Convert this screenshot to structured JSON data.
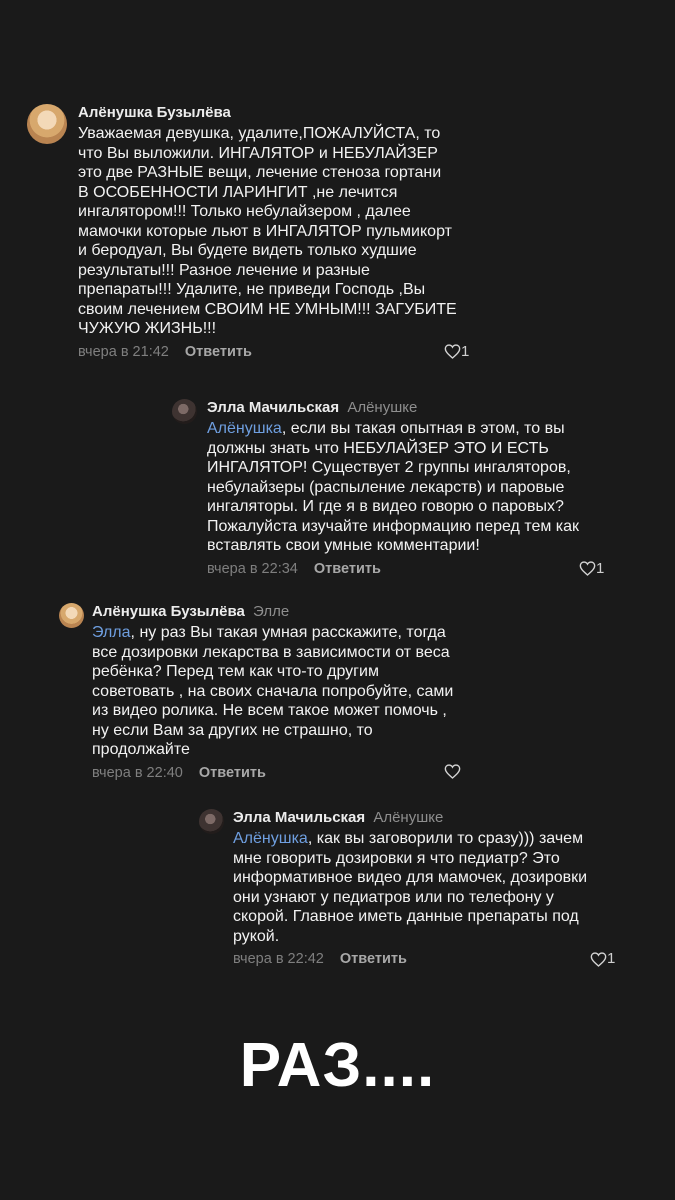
{
  "comments": [
    {
      "username": "Алёнушка Бузылёва",
      "reply_to": "",
      "mention": "",
      "text": "Уважаемая девушка,  удалите,ПОЖАЛУЙСТА,  то\nчто Вы выложили.  ИНГАЛЯТОР и НЕБУЛАЙЗЕР\nэто две РАЗНЫЕ вещи, лечение стеноза гортани\nВ ОСОБЕННОСТИ ЛАРИНГИТ ,не лечится\nингалятором!!! Только небулайзером , далее\nмамочки которые льют в ИНГАЛЯТОР пульмикорт\nи беродуал, Вы будете видеть только худшие\nрезультаты!!! Разное лечение и разные\nпрепараты!!! Удалите, не приведи Господь ,Вы\nсвоим лечением СВОИМ НЕ УМНЫМ!!! ЗАГУБИТЕ\nЧУЖУЮ ЖИЗНЬ!!!",
      "time": "вчера в 21:42",
      "reply_label": "Ответить",
      "likes": "1"
    },
    {
      "username": "Элла Мачильская",
      "reply_to": "Алёнушке",
      "mention": "Алёнушка",
      "text": ", если вы такая опытная в этом, то вы\nдолжны знать что НЕБУЛАЙЗЕР ЭТО И ЕСТЬ\nИНГАЛЯТОР! Существует 2 группы ингаляторов,\nнебулайзеры (распыление лекарств) и паровые\nингаляторы. И где я в видео говорю о паровых?\nПожалуйста изучайте информацию перед тем как\nвставлять свои умные комментарии!",
      "time": "вчера в 22:34",
      "reply_label": "Ответить",
      "likes": "1"
    },
    {
      "username": "Алёнушка Бузылёва",
      "reply_to": "Элле",
      "mention": "Элла",
      "text": ", ну раз Вы такая умная расскажите, тогда\nвсе дозировки лекарства в зависимости от веса\nребёнка? Перед тем как что-то другим\nсоветовать , на своих сначала попробуйте, сами\nиз видео ролика. Не всем такое может помочь ,\n ну если Вам за других не страшно,  то\nпродолжайте",
      "time": "вчера в 22:40",
      "reply_label": "Ответить",
      "likes": ""
    },
    {
      "username": "Элла Мачильская",
      "reply_to": "Алёнушке",
      "mention": "Алёнушка",
      "text": ", как вы заговорили то сразу))) зачем\nмне говорить дозировки я что педиатр? Это\nинформативное видео для мамочек, дозировки\nони узнают у педиатров или по телефону у\nскорой. Главное иметь данные препараты под\nрукой.",
      "time": "вчера в 22:42",
      "reply_label": "Ответить",
      "likes": "1"
    }
  ],
  "caption": "РАЗ....",
  "colors": {
    "background": "#1a1a1a",
    "mention": "#6f9fe0",
    "meta": "#7f7f7f"
  },
  "icons": [
    "heart-icon"
  ]
}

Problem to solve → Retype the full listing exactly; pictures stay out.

Solution for this problem →
Convert this screenshot to structured JSON data.
{
  "comments": [
    {
      "username": "Алёнушка Бузылёва",
      "reply_to": "",
      "mention": "",
      "text": "Уважаемая девушка,  удалите,ПОЖАЛУЙСТА,  то\nчто Вы выложили.  ИНГАЛЯТОР и НЕБУЛАЙЗЕР\nэто две РАЗНЫЕ вещи, лечение стеноза гортани\nВ ОСОБЕННОСТИ ЛАРИНГИТ ,не лечится\nингалятором!!! Только небулайзером , далее\nмамочки которые льют в ИНГАЛЯТОР пульмикорт\nи беродуал, Вы будете видеть только худшие\nрезультаты!!! Разное лечение и разные\nпрепараты!!! Удалите, не приведи Господь ,Вы\nсвоим лечением СВОИМ НЕ УМНЫМ!!! ЗАГУБИТЕ\nЧУЖУЮ ЖИЗНЬ!!!",
      "time": "вчера в 21:42",
      "reply_label": "Ответить",
      "likes": "1"
    },
    {
      "username": "Элла Мачильская",
      "reply_to": "Алёнушке",
      "mention": "Алёнушка",
      "text": ", если вы такая опытная в этом, то вы\nдолжны знать что НЕБУЛАЙЗЕР ЭТО И ЕСТЬ\nИНГАЛЯТОР! Существует 2 группы ингаляторов,\nнебулайзеры (распыление лекарств) и паровые\nингаляторы. И где я в видео говорю о паровых?\nПожалуйста изучайте информацию перед тем как\nвставлять свои умные комментарии!",
      "time": "вчера в 22:34",
      "reply_label": "Ответить",
      "likes": "1"
    },
    {
      "username": "Алёнушка Бузылёва",
      "reply_to": "Элле",
      "mention": "Элла",
      "text": ", ну раз Вы такая умная расскажите, тогда\nвсе дозировки лекарства в зависимости от веса\nребёнка? Перед тем как что-то другим\nсоветовать , на своих сначала попробуйте, сами\nиз видео ролика. Не всем такое может помочь ,\n ну если Вам за других не страшно,  то\nпродолжайте",
      "time": "вчера в 22:40",
      "reply_label": "Ответить",
      "likes": ""
    },
    {
      "username": "Элла Мачильская",
      "reply_to": "Алёнушке",
      "mention": "Алёнушка",
      "text": ", как вы заговорили то сразу))) зачем\nмне говорить дозировки я что педиатр? Это\nинформативное видео для мамочек, дозировки\nони узнают у педиатров или по телефону у\nскорой. Главное иметь данные препараты под\nрукой.",
      "time": "вчера в 22:42",
      "reply_label": "Ответить",
      "likes": "1"
    }
  ],
  "caption": "РАЗ....",
  "colors": {
    "background": "#1a1a1a",
    "mention": "#6f9fe0",
    "meta": "#7f7f7f"
  },
  "icons": [
    "heart-icon"
  ]
}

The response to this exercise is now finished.